posted on 2023-08-11, 10:12 authored by Daniel Pfister, Robin JacksonRobin Jackson, Iris Güldenpenning, A. Mark WilliamsThe ability to respond quickly and accurately to spatial cues is of great importance to performance on any task where quick decision-making is required. The two main effects of spatial attention are priming, when a response to a target is facilitated after being cued at the same location, and inhibition of return (IOR), when the response to the target is slower to the cued area. Whether priming or IOR occurs is largely dependent on the length of the interval between the cue and the target. To determine whether these effects are relevant to dueling sports with deceptive actions we created a boxing-specific task that mimicked combinations of feints and punches. Altogether, we recruited 20 boxers and 20 non-boxers and found significantly longer reaction times to a punch thrown on the same side as a fake punch after a 600 ms interval, consistent with the IOR effect. We also found a moderate positive correlation between years of training and the magnitude of the IOR effect. This latter finding indicates that even athletes trained to avoid deception can be as susceptible as novices if the timing of the feint is right. Finally, our approach highlights the benefits of studying IOR using more sport specific settings, broadening the scope of the field.

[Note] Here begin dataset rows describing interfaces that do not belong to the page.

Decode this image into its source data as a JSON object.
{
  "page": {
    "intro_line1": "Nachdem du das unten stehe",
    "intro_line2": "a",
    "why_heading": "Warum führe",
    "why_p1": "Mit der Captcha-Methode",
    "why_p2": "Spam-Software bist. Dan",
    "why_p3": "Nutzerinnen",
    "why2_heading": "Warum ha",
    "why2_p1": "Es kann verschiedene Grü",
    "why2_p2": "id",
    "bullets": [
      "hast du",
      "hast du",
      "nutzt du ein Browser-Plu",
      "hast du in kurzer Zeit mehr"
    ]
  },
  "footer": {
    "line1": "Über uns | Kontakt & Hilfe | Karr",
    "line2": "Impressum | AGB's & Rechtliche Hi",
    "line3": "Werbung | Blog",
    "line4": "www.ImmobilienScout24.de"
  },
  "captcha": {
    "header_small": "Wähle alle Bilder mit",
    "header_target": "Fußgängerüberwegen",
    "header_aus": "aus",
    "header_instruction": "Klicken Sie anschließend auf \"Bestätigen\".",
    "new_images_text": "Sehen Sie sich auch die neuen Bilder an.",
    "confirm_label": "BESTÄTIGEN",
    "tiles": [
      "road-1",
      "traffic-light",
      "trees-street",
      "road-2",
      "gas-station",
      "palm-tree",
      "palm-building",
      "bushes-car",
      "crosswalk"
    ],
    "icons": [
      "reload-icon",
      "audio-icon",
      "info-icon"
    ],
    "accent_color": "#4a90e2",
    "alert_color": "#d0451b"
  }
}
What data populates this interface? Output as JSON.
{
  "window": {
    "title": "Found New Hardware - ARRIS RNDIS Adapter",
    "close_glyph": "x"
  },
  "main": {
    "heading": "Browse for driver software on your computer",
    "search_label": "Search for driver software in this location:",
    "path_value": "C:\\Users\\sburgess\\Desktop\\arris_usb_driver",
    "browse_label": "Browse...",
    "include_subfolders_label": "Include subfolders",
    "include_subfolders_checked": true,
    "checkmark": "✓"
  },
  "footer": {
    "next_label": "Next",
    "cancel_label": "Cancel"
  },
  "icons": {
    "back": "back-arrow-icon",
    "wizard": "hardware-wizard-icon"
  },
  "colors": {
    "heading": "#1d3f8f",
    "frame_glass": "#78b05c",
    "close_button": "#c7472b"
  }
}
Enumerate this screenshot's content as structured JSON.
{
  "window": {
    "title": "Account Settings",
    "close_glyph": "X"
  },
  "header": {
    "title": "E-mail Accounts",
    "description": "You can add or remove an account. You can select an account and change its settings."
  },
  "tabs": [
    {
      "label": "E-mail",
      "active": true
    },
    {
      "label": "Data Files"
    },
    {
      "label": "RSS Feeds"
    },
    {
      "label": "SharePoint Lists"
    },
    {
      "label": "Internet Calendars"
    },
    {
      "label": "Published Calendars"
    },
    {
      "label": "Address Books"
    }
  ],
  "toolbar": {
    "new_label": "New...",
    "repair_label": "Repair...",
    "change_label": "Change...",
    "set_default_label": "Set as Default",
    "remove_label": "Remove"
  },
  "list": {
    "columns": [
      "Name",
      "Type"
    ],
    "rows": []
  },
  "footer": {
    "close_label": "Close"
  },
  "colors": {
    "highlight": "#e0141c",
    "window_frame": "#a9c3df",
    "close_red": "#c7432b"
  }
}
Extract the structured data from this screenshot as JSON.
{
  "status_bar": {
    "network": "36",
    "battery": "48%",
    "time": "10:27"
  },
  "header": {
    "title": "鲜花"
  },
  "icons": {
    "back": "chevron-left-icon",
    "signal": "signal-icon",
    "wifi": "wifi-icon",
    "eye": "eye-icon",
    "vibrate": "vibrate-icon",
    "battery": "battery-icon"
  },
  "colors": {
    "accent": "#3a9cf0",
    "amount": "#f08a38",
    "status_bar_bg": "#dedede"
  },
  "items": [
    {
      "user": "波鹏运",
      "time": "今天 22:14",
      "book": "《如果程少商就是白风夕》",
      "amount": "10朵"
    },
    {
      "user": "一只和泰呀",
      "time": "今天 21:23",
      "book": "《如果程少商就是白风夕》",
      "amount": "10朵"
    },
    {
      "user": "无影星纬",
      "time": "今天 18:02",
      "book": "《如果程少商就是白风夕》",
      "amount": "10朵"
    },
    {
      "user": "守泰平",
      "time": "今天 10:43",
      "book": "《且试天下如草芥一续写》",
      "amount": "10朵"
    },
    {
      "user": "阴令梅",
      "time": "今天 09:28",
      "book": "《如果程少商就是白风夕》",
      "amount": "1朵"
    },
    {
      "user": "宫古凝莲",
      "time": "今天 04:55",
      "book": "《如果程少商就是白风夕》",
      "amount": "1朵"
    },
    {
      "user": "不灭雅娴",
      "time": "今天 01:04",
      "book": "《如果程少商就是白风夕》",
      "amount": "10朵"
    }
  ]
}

Sport, Exercise and Health Sciences
Human Movement ScienceVolume
AM (Accepted Manuscript)
© ElsevierPublisher statement
This paper was accepted for publication in the journal Human Movement Science and the definitive published version is available at https://doi.org/10.1016/j.humov.2023.103092Acceptance date